----- TASK MATERIAL -----

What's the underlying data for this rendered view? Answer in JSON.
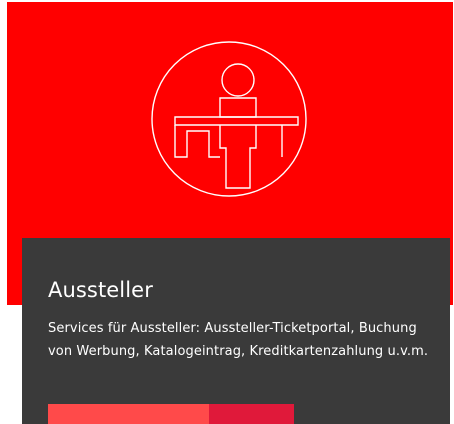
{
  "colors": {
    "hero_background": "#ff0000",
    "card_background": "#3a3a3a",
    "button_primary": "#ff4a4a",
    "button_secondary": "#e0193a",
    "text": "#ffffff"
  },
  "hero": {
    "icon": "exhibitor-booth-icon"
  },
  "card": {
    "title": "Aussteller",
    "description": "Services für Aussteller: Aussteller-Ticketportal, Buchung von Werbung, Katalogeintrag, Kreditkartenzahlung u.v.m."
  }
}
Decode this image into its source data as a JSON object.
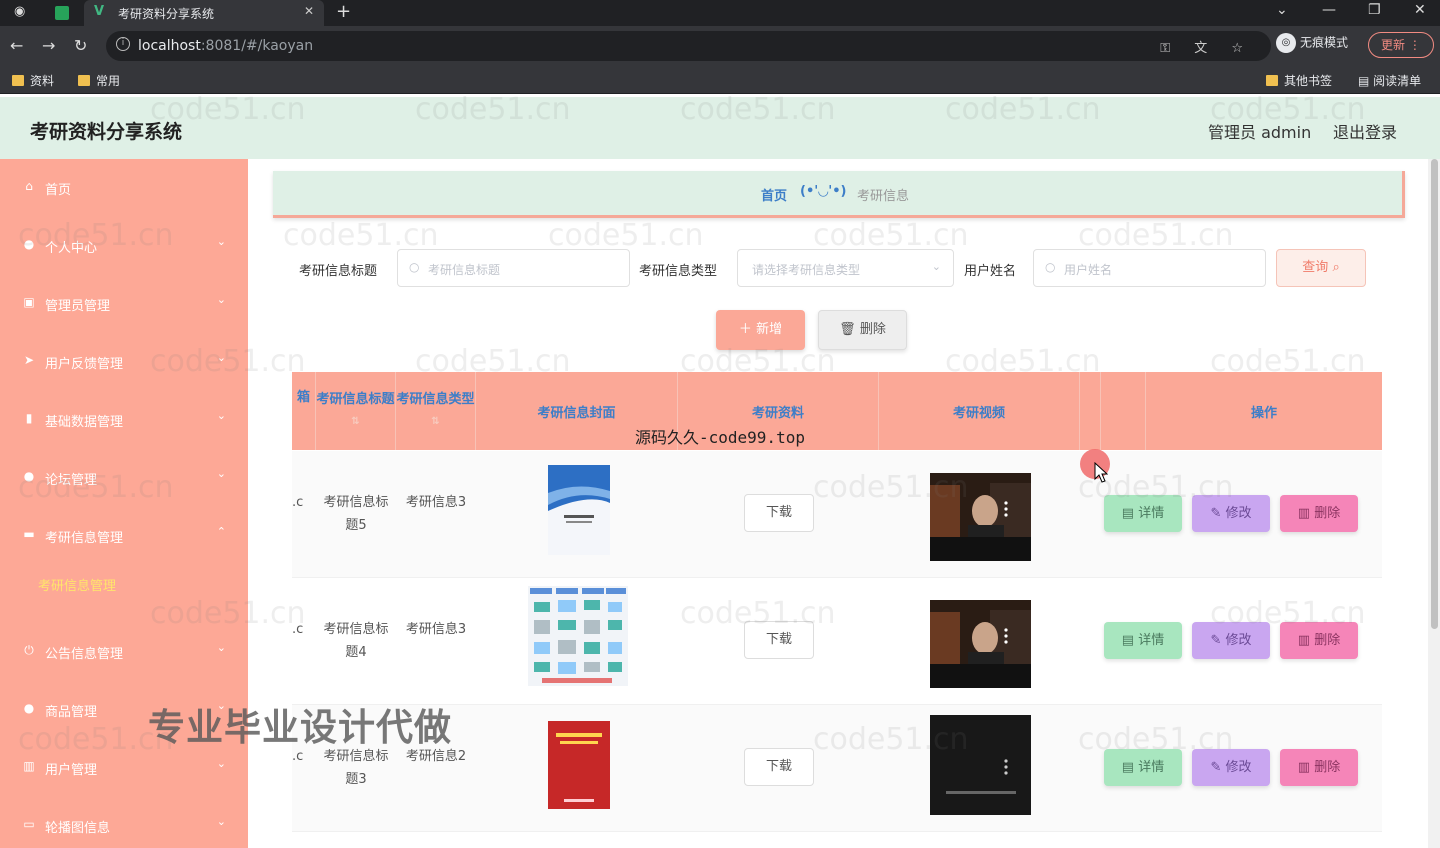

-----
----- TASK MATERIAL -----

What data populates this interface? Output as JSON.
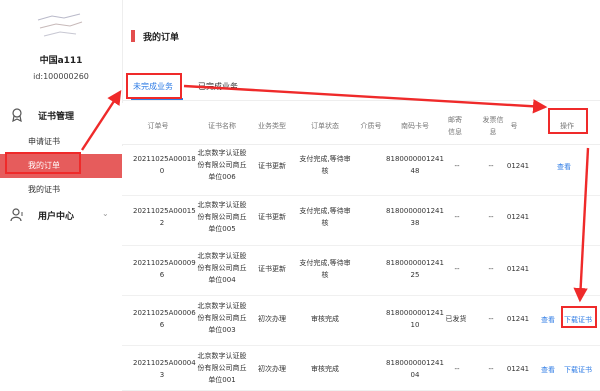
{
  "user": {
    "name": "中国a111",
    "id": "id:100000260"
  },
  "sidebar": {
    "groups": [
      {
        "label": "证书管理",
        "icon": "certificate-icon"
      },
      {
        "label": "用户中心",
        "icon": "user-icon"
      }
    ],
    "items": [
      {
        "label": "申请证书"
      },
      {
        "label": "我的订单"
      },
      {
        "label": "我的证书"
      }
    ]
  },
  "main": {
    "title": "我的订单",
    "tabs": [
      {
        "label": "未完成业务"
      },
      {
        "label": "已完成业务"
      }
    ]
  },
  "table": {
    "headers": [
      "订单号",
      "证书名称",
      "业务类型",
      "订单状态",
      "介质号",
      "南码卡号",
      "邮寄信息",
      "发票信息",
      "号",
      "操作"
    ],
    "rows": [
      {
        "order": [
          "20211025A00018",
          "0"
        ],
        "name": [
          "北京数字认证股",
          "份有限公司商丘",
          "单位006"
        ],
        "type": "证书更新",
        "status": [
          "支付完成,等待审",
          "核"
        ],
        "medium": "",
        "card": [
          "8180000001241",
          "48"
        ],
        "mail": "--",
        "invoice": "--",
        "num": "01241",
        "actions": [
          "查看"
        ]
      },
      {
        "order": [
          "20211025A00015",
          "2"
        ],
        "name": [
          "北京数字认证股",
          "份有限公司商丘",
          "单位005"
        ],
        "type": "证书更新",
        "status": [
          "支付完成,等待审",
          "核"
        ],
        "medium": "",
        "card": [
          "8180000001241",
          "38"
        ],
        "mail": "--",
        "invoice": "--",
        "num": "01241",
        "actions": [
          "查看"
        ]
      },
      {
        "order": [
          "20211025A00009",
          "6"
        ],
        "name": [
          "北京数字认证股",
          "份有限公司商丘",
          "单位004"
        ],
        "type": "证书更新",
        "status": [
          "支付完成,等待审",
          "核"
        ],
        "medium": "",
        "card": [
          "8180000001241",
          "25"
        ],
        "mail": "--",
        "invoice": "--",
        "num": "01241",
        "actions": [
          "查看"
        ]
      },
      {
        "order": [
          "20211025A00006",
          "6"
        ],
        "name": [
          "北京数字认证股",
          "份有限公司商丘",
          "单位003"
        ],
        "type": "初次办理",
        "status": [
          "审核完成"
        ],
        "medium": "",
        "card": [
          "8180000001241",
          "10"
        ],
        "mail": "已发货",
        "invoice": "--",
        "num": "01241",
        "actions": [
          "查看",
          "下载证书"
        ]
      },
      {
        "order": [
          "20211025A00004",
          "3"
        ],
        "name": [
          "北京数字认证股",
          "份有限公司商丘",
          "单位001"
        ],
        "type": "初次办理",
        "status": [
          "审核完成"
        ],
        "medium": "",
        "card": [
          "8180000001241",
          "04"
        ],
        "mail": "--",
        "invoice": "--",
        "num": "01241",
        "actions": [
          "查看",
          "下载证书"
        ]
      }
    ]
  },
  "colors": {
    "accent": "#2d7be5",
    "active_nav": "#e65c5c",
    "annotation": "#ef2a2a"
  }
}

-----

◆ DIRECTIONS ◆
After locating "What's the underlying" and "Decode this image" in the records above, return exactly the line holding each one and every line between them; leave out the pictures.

◆ REPLY TO THE EXERCISE ◆
What's the underlying data for this rendered view? Answer in JSON.
{
  "colors": {
    "hero_background": "#ff0000",
    "card_background": "#3a3a3a",
    "button_primary": "#ff4a4a",
    "button_secondary": "#e0193a",
    "text": "#ffffff"
  },
  "hero": {
    "icon": "exhibitor-booth-icon"
  },
  "card": {
    "title": "Aussteller",
    "description": "Services für Aussteller: Aussteller-Ticketportal, Buchung von Werbung, Katalogeintrag, Kreditkartenzahlung u.v.m."
  }
}
Decode this image into its source data as a JSON object.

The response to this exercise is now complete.